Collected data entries
· · · ·
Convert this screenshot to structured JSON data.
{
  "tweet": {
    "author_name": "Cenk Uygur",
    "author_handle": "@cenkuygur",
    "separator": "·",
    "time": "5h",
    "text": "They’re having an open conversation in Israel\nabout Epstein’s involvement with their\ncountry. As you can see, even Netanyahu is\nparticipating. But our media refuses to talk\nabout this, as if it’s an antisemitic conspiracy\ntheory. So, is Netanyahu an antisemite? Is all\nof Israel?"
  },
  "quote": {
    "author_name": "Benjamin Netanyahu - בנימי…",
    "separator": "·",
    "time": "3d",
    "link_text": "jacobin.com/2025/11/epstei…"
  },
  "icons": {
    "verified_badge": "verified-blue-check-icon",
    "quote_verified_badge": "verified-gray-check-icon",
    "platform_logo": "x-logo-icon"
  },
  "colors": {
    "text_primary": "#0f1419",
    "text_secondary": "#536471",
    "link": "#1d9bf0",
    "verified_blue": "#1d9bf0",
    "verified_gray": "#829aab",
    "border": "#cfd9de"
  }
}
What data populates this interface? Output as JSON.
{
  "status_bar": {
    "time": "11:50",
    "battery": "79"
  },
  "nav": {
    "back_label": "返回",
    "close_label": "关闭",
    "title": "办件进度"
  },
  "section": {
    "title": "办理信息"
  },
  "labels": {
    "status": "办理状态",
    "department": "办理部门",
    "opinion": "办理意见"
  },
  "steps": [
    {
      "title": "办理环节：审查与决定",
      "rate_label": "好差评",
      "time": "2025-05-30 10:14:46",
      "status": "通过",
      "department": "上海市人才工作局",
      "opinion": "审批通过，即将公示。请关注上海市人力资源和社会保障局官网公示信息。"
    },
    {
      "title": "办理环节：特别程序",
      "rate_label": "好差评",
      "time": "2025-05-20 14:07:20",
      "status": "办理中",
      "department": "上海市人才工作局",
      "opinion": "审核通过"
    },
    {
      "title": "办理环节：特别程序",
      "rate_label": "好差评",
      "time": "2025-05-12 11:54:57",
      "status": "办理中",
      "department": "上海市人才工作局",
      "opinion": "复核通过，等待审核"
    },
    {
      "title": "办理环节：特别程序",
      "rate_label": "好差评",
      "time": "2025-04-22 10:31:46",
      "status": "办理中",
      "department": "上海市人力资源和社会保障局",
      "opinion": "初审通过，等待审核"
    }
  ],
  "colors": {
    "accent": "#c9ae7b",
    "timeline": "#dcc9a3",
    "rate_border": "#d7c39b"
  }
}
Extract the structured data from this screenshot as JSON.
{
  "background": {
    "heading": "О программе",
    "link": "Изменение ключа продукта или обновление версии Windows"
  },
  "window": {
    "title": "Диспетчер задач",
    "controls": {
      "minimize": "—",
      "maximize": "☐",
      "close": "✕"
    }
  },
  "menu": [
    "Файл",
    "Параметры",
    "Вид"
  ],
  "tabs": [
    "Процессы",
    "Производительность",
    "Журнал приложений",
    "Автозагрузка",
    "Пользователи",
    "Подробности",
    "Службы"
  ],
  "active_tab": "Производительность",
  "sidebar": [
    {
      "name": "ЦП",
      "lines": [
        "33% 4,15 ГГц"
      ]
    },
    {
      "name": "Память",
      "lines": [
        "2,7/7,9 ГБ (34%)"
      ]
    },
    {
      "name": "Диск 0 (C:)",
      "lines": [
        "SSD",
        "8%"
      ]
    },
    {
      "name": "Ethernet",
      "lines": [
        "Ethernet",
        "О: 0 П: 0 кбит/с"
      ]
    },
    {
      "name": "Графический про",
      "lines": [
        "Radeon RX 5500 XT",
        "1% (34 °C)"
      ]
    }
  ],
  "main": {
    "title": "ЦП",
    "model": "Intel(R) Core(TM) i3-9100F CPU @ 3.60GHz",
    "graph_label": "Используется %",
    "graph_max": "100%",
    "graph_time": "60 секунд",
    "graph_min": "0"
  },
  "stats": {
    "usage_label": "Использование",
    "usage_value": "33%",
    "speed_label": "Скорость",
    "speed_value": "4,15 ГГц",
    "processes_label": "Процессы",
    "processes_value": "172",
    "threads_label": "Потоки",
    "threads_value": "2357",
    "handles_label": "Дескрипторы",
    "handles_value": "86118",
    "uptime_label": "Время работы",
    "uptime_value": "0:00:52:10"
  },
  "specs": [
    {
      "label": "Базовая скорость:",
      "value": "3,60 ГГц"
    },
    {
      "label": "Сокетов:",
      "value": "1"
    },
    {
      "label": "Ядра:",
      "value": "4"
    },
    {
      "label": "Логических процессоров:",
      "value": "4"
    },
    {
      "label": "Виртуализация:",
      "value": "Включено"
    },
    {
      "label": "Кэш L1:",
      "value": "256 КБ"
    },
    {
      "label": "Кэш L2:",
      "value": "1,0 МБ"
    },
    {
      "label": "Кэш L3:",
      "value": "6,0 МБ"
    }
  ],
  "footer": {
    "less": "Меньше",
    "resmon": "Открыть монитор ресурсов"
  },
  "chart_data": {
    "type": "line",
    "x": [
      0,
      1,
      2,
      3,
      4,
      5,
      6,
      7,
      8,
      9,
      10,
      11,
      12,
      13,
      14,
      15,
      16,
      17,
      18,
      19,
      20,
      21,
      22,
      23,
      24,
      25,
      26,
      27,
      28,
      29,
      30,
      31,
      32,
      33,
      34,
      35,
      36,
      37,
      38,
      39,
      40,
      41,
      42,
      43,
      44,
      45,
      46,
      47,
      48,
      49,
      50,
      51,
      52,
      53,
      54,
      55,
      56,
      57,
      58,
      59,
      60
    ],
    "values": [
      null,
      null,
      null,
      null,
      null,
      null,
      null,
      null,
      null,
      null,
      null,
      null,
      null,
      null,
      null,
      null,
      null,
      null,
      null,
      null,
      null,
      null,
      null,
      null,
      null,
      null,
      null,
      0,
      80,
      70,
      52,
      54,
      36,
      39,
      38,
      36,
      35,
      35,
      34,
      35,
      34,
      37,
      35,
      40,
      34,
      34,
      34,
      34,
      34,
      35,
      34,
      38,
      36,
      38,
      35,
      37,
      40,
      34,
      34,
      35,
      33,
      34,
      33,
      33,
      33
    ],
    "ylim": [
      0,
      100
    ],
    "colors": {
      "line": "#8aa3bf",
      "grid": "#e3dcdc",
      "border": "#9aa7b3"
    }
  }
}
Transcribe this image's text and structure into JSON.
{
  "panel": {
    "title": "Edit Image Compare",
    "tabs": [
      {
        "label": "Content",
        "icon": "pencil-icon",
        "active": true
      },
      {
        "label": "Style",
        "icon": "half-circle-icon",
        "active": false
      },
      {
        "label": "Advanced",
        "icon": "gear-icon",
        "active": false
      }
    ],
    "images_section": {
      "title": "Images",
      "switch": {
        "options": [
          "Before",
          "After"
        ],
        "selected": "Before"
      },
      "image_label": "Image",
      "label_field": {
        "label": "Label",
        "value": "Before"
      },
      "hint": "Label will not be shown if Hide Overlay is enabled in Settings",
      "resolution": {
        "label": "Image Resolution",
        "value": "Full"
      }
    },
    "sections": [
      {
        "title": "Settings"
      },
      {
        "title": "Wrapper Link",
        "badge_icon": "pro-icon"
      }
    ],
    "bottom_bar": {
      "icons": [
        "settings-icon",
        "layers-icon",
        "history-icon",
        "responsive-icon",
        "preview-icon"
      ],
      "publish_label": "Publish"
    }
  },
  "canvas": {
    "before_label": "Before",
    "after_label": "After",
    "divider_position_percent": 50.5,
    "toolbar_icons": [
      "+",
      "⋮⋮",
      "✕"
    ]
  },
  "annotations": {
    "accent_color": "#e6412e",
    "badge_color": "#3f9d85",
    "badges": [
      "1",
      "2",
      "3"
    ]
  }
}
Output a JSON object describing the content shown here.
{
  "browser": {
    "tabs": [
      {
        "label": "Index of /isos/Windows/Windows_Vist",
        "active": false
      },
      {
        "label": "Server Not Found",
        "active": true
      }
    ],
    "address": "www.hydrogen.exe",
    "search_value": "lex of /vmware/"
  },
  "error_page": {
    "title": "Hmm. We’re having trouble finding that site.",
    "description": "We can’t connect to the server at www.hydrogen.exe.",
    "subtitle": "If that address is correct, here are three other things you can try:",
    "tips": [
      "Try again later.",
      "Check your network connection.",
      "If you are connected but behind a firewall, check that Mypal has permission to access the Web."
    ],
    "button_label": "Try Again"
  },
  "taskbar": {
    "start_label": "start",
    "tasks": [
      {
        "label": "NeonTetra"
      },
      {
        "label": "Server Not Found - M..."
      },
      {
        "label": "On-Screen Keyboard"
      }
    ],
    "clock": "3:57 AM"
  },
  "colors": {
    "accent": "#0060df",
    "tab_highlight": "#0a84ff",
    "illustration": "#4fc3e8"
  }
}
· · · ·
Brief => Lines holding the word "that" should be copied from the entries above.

Exercise response =>
    "title": "Hmm. We’re having trouble finding that site.",
    "subtitle": "If that address is correct, here are three other things you can try:",
      "If you are connected but behind a firewall, check that Mypal has permission to access the Web."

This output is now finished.